An exact reproduction of all entries is expected.

--- Dataset Enclosed Below ---

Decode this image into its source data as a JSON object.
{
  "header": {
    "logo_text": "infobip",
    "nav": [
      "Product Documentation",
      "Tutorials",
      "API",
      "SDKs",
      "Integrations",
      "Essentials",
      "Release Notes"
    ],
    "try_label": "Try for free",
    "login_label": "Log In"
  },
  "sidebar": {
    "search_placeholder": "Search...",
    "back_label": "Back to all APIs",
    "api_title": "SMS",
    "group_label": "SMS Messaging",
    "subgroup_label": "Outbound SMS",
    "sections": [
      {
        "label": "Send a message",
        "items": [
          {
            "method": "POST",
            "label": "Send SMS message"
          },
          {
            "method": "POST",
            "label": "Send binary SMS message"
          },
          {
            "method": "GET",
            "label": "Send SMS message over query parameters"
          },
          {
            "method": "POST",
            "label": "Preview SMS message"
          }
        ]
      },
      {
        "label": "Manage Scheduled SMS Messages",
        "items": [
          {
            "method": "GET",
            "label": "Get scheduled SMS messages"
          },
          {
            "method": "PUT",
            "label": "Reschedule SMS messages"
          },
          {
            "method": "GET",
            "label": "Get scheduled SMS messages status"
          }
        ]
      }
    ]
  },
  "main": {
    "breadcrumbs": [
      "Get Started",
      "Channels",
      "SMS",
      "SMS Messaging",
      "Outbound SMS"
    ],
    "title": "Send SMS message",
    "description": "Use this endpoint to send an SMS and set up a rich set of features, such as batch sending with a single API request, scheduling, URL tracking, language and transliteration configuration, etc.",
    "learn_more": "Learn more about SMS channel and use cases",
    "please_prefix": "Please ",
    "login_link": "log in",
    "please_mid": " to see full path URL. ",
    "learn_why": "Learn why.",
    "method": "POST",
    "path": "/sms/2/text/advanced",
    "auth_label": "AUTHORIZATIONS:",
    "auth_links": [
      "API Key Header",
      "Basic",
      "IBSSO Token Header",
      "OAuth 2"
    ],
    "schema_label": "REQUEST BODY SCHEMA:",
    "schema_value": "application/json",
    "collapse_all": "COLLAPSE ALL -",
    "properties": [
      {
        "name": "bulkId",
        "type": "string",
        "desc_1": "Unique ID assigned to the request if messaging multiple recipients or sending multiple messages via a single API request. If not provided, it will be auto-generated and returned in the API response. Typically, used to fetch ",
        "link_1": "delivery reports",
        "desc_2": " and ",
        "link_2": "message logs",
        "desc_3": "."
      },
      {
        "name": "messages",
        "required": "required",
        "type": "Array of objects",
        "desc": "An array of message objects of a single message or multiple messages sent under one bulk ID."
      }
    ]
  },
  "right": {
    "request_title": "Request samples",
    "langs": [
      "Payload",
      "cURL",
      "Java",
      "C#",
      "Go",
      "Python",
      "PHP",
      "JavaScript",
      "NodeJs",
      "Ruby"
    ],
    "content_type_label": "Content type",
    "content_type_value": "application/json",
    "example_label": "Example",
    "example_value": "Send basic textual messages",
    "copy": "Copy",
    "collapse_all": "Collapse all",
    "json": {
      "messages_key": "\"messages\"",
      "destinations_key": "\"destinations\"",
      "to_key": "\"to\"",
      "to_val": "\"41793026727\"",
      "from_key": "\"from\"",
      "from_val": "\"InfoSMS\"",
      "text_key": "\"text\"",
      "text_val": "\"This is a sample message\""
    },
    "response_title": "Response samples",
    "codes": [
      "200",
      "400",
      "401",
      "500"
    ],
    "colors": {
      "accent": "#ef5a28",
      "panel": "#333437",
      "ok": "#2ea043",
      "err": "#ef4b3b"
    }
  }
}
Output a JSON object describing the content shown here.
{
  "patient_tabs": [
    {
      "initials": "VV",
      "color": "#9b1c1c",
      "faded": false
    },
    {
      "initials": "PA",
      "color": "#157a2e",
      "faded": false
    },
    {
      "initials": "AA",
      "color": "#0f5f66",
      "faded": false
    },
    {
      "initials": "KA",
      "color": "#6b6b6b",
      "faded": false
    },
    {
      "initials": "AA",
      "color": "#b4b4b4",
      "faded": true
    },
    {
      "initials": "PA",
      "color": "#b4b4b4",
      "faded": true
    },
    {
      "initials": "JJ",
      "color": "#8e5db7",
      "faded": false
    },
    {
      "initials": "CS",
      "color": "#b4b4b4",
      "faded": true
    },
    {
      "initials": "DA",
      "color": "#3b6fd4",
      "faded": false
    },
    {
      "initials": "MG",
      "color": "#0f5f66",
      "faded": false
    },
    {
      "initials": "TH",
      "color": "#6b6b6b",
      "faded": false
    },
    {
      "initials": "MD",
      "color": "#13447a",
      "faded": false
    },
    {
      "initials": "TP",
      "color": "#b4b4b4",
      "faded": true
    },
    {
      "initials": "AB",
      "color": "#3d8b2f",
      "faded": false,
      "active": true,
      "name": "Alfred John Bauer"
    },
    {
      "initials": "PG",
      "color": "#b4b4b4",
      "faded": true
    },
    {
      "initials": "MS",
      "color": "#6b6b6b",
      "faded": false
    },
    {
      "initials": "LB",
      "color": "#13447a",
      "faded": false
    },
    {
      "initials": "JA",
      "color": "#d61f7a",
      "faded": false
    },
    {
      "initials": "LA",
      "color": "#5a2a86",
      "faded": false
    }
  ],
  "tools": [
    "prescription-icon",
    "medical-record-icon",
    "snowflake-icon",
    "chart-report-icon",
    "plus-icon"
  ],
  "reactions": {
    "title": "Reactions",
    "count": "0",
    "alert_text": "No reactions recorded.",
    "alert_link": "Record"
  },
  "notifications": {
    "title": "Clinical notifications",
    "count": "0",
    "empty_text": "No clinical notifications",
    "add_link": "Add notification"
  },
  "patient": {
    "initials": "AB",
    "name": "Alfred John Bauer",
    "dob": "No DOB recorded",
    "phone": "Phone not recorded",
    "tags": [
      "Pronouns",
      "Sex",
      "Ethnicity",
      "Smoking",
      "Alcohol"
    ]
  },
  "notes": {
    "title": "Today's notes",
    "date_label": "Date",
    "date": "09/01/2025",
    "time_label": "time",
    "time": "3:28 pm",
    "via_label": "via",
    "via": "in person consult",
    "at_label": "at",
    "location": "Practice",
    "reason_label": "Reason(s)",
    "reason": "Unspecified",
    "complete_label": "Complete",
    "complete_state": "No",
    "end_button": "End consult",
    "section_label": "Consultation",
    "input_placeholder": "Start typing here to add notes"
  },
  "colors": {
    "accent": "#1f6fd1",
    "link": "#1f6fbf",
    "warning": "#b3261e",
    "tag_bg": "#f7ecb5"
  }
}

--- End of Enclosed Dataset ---

▶ _Written solution_
Decode this image into its source data as a JSON object.
{
  "header": {
    "logo_text": "infobip",
    "nav": [
      "Product Documentation",
      "Tutorials",
      "API",
      "SDKs",
      "Integrations",
      "Essentials",
      "Release Notes"
    ],
    "try_label": "Try for free",
    "login_label": "Log In"
  },
  "sidebar": {
    "search_placeholder": "Search...",
    "back_label": "Back to all APIs",
    "api_title": "SMS",
    "group_label": "SMS Messaging",
    "subgroup_label": "Outbound SMS",
    "sections": [
      {
        "label": "Send a message",
        "items": [
          {
            "method": "POST",
            "label": "Send SMS message"
          },
          {
            "method": "POST",
            "label": "Send binary SMS message"
          },
          {
            "method": "GET",
            "label": "Send SMS message over query parameters"
          },
          {
            "method": "POST",
            "label": "Preview SMS message"
          }
        ]
      },
      {
        "label": "Manage Scheduled SMS Messages",
        "items": [
          {
            "method": "GET",
            "label": "Get scheduled SMS messages"
          },
          {
            "method": "PUT",
            "label": "Reschedule SMS messages"
          },
          {
            "method": "GET",
            "label": "Get scheduled SMS messages status"
          }
        ]
      }
    ]
  },
  "main": {
    "breadcrumbs": [
      "Get Started",
      "Channels",
      "SMS",
      "SMS Messaging",
      "Outbound SMS"
    ],
    "title": "Send SMS message",
    "description": "Use this endpoint to send an SMS and set up a rich set of features, such as batch sending with a single API request, scheduling, URL tracking, language and transliteration configuration, etc.",
    "learn_more": "Learn more about SMS channel and use cases",
    "please_prefix": "Please ",
    "login_link": "log in",
    "please_mid": " to see full path URL. ",
    "learn_why": "Learn why.",
    "method": "POST",
    "path": "/sms/2/text/advanced",
    "auth_label": "AUTHORIZATIONS:",
    "auth_links": [
      "API Key Header",
      "Basic",
      "IBSSO Token Header",
      "OAuth 2"
    ],
    "schema_label": "REQUEST BODY SCHEMA:",
    "schema_value": "application/json",
    "collapse_all": "COLLAPSE ALL -",
    "properties": [
      {
        "name": "bulkId",
        "type": "string",
        "desc_1": "Unique ID assigned to the request if messaging multiple recipients or sending multiple messages via a single API request. If not provided, it will be auto-generated and returned in the API response. Typically, used to fetch ",
        "link_1": "delivery reports",
        "desc_2": " and ",
        "link_2": "message logs",
        "desc_3": "."
      },
      {
        "name": "messages",
        "required": "required",
        "type": "Array of objects",
        "desc": "An array of message objects of a single message or multiple messages sent under one bulk ID."
      }
    ]
  },
  "right": {
    "request_title": "Request samples",
    "langs": [
      "Payload",
      "cURL",
      "Java",
      "C#",
      "Go",
      "Python",
      "PHP",
      "JavaScript",
      "NodeJs",
      "Ruby"
    ],
    "content_type_label": "Content type",
    "content_type_value": "application/json",
    "example_label": "Example",
    "example_value": "Send basic textual messages",
    "copy": "Copy",
    "collapse_all": "Collapse all",
    "json": {
      "messages_key": "\"messages\"",
      "destinations_key": "\"destinations\"",
      "to_key": "\"to\"",
      "to_val": "\"41793026727\"",
      "from_key": "\"from\"",
      "from_val": "\"InfoSMS\"",
      "text_key": "\"text\"",
      "text_val": "\"This is a sample message\""
    },
    "response_title": "Response samples",
    "codes": [
      "200",
      "400",
      "401",
      "500"
    ],
    "colors": {
      "accent": "#ef5a28",
      "panel": "#333437",
      "ok": "#2ea043",
      "err": "#ef4b3b"
    }
  }
}
Output a JSON object describing the content shown here.
{
  "patient_tabs": [
    {
      "initials": "VV",
      "color": "#9b1c1c",
      "faded": false
    },
    {
      "initials": "PA",
      "color": "#157a2e",
      "faded": false
    },
    {
      "initials": "AA",
      "color": "#0f5f66",
      "faded": false
    },
    {
      "initials": "KA",
      "color": "#6b6b6b",
      "faded": false
    },
    {
      "initials": "AA",
      "color": "#b4b4b4",
      "faded": true
    },
    {
      "initials": "PA",
      "color": "#b4b4b4",
      "faded": true
    },
    {
      "initials": "JJ",
      "color": "#8e5db7",
      "faded": false
    },
    {
      "initials": "CS",
      "color": "#b4b4b4",
      "faded": true
    },
    {
      "initials": "DA",
      "color": "#3b6fd4",
      "faded": false
    },
    {
      "initials": "MG",
      "color": "#0f5f66",
      "faded": false
    },
    {
      "initials": "TH",
      "color": "#6b6b6b",
      "faded": false
    },
    {
      "initials": "MD",
      "color": "#13447a",
      "faded": false
    },
    {
      "initials": "TP",
      "color": "#b4b4b4",
      "faded": true
    },
    {
      "initials": "AB",
      "color": "#3d8b2f",
      "faded": false,
      "active": true,
      "name": "Alfred John Bauer"
    },
    {
      "initials": "PG",
      "color": "#b4b4b4",
      "faded": true
    },
    {
      "initials": "MS",
      "color": "#6b6b6b",
      "faded": false
    },
    {
      "initials": "LB",
      "color": "#13447a",
      "faded": false
    },
    {
      "initials": "JA",
      "color": "#d61f7a",
      "faded": false
    },
    {
      "initials": "LA",
      "color": "#5a2a86",
      "faded": false
    }
  ],
  "tools": [
    "prescription-icon",
    "medical-record-icon",
    "snowflake-icon",
    "chart-report-icon",
    "plus-icon"
  ],
  "reactions": {
    "title": "Reactions",
    "count": "0",
    "alert_text": "No reactions recorded.",
    "alert_link": "Record"
  },
  "notifications": {
    "title": "Clinical notifications",
    "count": "0",
    "empty_text": "No clinical notifications",
    "add_link": "Add notification"
  },
  "patient": {
    "initials": "AB",
    "name": "Alfred John Bauer",
    "dob": "No DOB recorded",
    "phone": "Phone not recorded",
    "tags": [
      "Pronouns",
      "Sex",
      "Ethnicity",
      "Smoking",
      "Alcohol"
    ]
  },
  "notes": {
    "title": "Today's notes",
    "date_label": "Date",
    "date": "09/01/2025",
    "time_label": "time",
    "time": "3:28 pm",
    "via_label": "via",
    "via": "in person consult",
    "at_label": "at",
    "location": "Practice",
    "reason_label": "Reason(s)",
    "reason": "Unspecified",
    "complete_label": "Complete",
    "complete_state": "No",
    "end_button": "End consult",
    "section_label": "Consultation",
    "input_placeholder": "Start typing here to add notes"
  },
  "colors": {
    "accent": "#1f6fd1",
    "link": "#1f6fbf",
    "warning": "#b3261e",
    "tag_bg": "#f7ecb5"
  }
}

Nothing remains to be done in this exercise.